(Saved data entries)
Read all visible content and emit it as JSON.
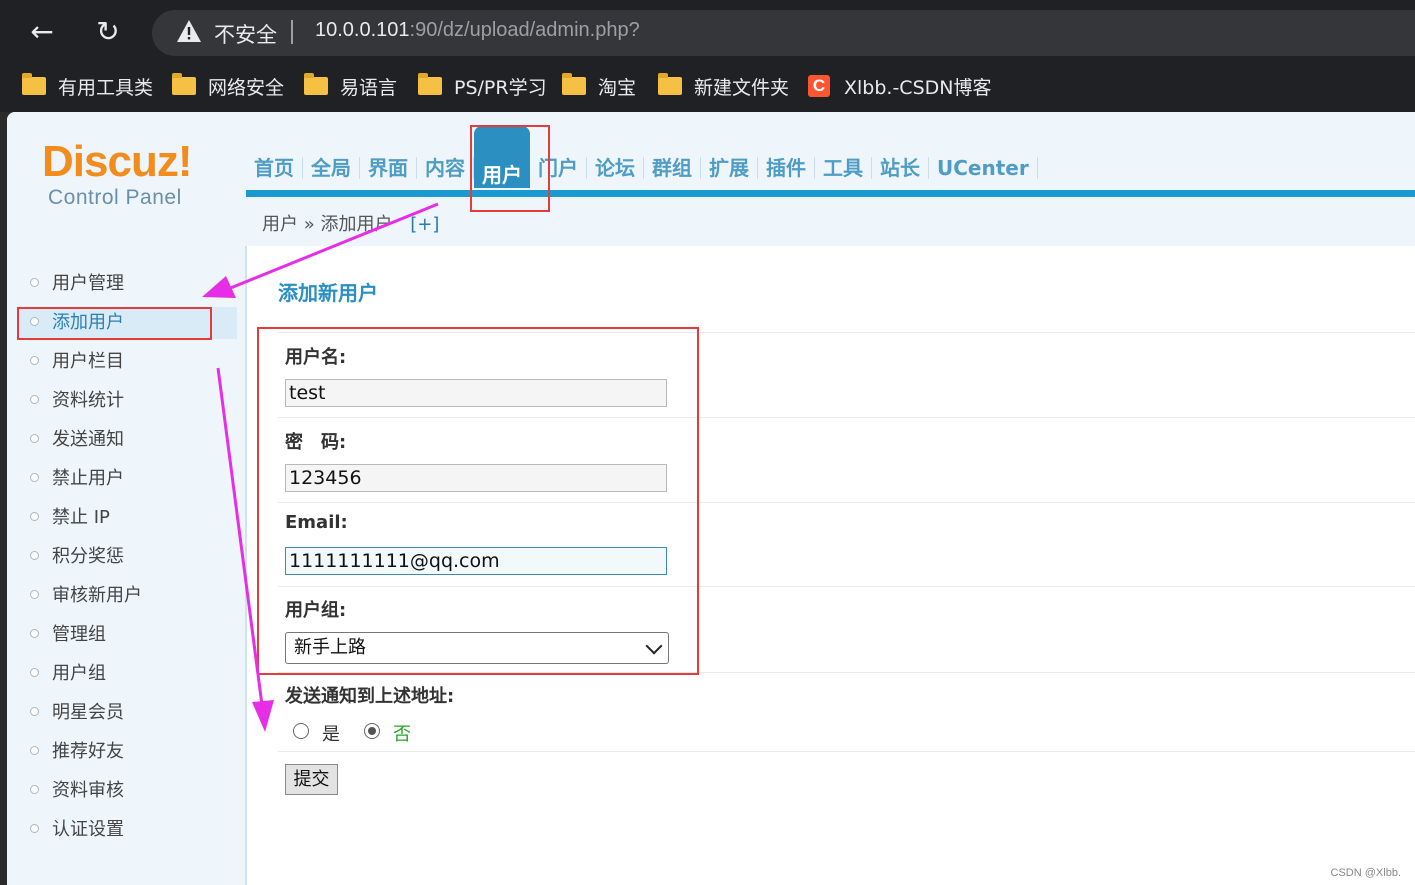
{
  "browser": {
    "insecure_label": "不安全",
    "url_host": "10.0.0.101",
    "url_path": ":90/dz/upload/admin.php?",
    "bookmarks": [
      "有用工具类",
      "网络安全",
      "易语言",
      "PS/PR学习",
      "淘宝",
      "新建文件夹"
    ],
    "csdn_bookmark": "Xlbb.-CSDN博客",
    "csdn_icon_letter": "C"
  },
  "logo": {
    "title": "Discuz!",
    "subtitle": "Control Panel"
  },
  "topnav": [
    "首页",
    "全局",
    "界面",
    "内容",
    "用户",
    "门户",
    "论坛",
    "群组",
    "扩展",
    "插件",
    "工具",
    "站长",
    "UCenter"
  ],
  "breadcrumb": {
    "section": "用户",
    "separator": "»",
    "page": "添加用户",
    "plus": "[+]"
  },
  "sidebar": [
    "用户管理",
    "添加用户",
    "用户栏目",
    "资料统计",
    "发送通知",
    "禁止用户",
    "禁止 IP",
    "积分奖惩",
    "审核新用户",
    "管理组",
    "用户组",
    "明星会员",
    "推荐好友",
    "资料审核",
    "认证设置"
  ],
  "form": {
    "title": "添加新用户",
    "username_label": "用户名:",
    "username_value": "test",
    "password_label": "密　码:",
    "password_value": "123456",
    "email_label": "Email:",
    "email_value": "1111111111@qq.com",
    "group_label": "用户组:",
    "group_value": "新手上路",
    "notify_label": "发送通知到上述地址:",
    "notify_yes": "是",
    "notify_no": "否",
    "submit_label": "提交"
  },
  "watermark": "CSDN @Xlbb.",
  "colors": {
    "accent": "#1b9ad2",
    "annotation_red": "#e53b3b",
    "annotation_magenta": "#e62ee6",
    "logo_orange": "#f28c1d"
  }
}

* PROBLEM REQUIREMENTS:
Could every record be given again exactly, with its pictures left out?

* RESULT FOR THIS EXERCISE:
Read all visible content and emit it as JSON.
{
  "browser": {
    "insecure_label": "不安全",
    "url_host": "10.0.0.101",
    "url_path": ":90/dz/upload/admin.php?",
    "bookmarks": [
      "有用工具类",
      "网络安全",
      "易语言",
      "PS/PR学习",
      "淘宝",
      "新建文件夹"
    ],
    "csdn_bookmark": "Xlbb.-CSDN博客",
    "csdn_icon_letter": "C"
  },
  "logo": {
    "title": "Discuz!",
    "subtitle": "Control Panel"
  },
  "topnav": [
    "首页",
    "全局",
    "界面",
    "内容",
    "用户",
    "门户",
    "论坛",
    "群组",
    "扩展",
    "插件",
    "工具",
    "站长",
    "UCenter"
  ],
  "breadcrumb": {
    "section": "用户",
    "separator": "»",
    "page": "添加用户",
    "plus": "[+]"
  },
  "sidebar": [
    "用户管理",
    "添加用户",
    "用户栏目",
    "资料统计",
    "发送通知",
    "禁止用户",
    "禁止 IP",
    "积分奖惩",
    "审核新用户",
    "管理组",
    "用户组",
    "明星会员",
    "推荐好友",
    "资料审核",
    "认证设置"
  ],
  "form": {
    "title": "添加新用户",
    "username_label": "用户名:",
    "username_value": "test",
    "password_label": "密　码:",
    "password_value": "123456",
    "email_label": "Email:",
    "email_value": "1111111111@qq.com",
    "group_label": "用户组:",
    "group_value": "新手上路",
    "notify_label": "发送通知到上述地址:",
    "notify_yes": "是",
    "notify_no": "否",
    "submit_label": "提交"
  },
  "watermark": "CSDN @Xlbb.",
  "colors": {
    "accent": "#1b9ad2",
    "annotation_red": "#e53b3b",
    "annotation_magenta": "#e62ee6",
    "logo_orange": "#f28c1d"
  }
}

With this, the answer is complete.